* **Task statement**
For each line of the data below that contains "trajectory", return that line.

* **Data records**
##########

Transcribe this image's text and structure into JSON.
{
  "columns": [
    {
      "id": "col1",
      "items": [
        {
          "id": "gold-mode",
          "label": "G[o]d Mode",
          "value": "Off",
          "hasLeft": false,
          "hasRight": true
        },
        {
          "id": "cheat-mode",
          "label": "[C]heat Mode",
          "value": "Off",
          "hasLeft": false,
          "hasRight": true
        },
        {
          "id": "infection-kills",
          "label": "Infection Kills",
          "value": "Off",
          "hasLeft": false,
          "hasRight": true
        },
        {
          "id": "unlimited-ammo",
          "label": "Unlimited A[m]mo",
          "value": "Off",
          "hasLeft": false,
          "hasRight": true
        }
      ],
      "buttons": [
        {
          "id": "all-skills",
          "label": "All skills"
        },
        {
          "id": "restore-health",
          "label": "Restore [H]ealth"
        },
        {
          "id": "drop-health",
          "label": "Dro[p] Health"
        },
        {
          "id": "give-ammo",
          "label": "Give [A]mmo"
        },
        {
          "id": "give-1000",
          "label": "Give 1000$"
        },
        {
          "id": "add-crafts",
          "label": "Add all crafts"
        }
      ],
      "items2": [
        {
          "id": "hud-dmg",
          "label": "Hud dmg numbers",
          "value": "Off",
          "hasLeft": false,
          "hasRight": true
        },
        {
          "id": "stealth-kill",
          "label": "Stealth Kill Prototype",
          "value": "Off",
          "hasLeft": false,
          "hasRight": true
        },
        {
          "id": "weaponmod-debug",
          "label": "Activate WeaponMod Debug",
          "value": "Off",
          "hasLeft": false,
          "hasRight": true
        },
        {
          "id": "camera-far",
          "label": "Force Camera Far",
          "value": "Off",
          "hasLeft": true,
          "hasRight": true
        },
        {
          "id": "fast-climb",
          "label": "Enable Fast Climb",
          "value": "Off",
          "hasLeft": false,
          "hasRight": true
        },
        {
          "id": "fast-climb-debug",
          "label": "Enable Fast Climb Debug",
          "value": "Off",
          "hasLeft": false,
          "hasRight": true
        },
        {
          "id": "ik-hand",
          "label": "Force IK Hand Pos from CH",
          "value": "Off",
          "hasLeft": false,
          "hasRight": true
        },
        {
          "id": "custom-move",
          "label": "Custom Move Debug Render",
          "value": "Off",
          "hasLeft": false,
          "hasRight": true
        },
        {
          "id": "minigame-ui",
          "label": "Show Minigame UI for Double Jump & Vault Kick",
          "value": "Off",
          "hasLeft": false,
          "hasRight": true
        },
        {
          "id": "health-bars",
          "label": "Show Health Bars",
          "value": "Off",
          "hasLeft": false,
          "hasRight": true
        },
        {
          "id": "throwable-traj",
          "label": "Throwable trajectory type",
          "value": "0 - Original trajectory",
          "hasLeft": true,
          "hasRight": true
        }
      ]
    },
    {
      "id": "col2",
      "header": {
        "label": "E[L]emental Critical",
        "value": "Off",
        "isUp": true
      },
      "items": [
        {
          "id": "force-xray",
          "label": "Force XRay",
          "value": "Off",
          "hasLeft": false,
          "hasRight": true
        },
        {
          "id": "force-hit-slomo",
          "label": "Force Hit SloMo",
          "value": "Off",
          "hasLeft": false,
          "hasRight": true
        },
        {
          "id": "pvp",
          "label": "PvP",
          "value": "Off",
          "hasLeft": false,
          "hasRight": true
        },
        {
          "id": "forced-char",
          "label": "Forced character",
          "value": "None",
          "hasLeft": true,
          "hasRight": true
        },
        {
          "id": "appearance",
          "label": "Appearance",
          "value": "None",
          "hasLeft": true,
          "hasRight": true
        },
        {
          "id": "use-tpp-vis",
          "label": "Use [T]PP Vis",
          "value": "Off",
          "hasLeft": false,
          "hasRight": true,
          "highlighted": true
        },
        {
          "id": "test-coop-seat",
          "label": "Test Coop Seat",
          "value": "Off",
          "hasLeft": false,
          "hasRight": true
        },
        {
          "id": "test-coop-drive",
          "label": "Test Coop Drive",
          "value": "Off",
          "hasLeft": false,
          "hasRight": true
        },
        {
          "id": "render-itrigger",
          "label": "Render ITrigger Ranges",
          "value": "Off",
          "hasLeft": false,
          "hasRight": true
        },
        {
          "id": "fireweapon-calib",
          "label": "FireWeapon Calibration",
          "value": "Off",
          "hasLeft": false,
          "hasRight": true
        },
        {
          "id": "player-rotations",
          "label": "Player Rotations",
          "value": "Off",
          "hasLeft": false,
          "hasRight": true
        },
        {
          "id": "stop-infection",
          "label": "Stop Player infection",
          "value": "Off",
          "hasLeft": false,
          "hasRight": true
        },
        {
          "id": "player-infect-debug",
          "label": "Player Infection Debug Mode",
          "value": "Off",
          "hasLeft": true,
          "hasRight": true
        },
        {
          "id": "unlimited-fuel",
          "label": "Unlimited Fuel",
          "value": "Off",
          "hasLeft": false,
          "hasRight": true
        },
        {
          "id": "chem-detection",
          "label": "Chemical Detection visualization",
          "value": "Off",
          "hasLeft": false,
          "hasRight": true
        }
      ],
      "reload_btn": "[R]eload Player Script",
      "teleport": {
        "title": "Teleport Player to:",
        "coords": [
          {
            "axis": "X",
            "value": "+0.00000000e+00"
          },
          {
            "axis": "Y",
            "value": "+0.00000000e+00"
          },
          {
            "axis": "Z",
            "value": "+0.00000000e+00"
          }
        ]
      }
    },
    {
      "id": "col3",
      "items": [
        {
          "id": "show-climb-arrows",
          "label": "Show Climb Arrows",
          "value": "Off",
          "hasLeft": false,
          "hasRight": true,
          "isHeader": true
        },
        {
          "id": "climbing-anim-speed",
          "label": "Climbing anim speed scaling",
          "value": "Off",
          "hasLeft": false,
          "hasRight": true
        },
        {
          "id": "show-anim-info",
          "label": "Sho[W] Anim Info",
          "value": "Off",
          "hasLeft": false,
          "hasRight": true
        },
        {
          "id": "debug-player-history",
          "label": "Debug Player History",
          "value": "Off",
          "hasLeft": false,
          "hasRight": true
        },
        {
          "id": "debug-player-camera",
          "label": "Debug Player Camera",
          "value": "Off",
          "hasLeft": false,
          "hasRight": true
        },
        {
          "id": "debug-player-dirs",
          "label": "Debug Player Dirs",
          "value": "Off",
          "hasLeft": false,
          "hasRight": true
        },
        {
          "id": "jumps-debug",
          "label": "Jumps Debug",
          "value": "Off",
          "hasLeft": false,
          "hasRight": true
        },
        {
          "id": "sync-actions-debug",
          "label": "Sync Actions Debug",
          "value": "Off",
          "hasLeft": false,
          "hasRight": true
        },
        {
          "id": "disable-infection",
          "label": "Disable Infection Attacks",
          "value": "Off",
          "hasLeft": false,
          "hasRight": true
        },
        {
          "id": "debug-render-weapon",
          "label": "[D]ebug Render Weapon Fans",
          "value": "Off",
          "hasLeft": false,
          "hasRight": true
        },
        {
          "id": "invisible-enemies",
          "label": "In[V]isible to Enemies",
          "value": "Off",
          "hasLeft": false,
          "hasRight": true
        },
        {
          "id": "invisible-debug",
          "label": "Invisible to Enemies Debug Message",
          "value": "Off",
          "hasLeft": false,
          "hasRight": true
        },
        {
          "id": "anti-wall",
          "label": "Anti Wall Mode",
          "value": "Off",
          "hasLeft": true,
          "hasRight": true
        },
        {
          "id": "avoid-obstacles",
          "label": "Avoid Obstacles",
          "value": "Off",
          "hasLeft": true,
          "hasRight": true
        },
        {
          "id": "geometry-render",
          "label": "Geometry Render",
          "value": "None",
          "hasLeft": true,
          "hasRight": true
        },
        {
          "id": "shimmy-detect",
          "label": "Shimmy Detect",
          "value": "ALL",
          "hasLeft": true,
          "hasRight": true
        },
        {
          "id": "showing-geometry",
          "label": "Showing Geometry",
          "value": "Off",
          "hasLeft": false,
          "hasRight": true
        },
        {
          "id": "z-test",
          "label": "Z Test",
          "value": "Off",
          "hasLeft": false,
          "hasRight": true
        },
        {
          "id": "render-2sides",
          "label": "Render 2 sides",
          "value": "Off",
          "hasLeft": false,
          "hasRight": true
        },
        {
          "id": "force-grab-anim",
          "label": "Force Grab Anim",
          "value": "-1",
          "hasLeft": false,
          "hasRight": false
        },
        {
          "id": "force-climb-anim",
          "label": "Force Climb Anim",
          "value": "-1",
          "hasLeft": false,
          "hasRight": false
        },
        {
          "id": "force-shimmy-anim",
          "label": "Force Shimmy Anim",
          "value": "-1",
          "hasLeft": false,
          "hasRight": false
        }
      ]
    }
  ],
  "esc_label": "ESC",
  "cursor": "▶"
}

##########

* **Answer to this exercise**
          "label": "Throwable trajectory type",
          "value": "0 - Original trajectory",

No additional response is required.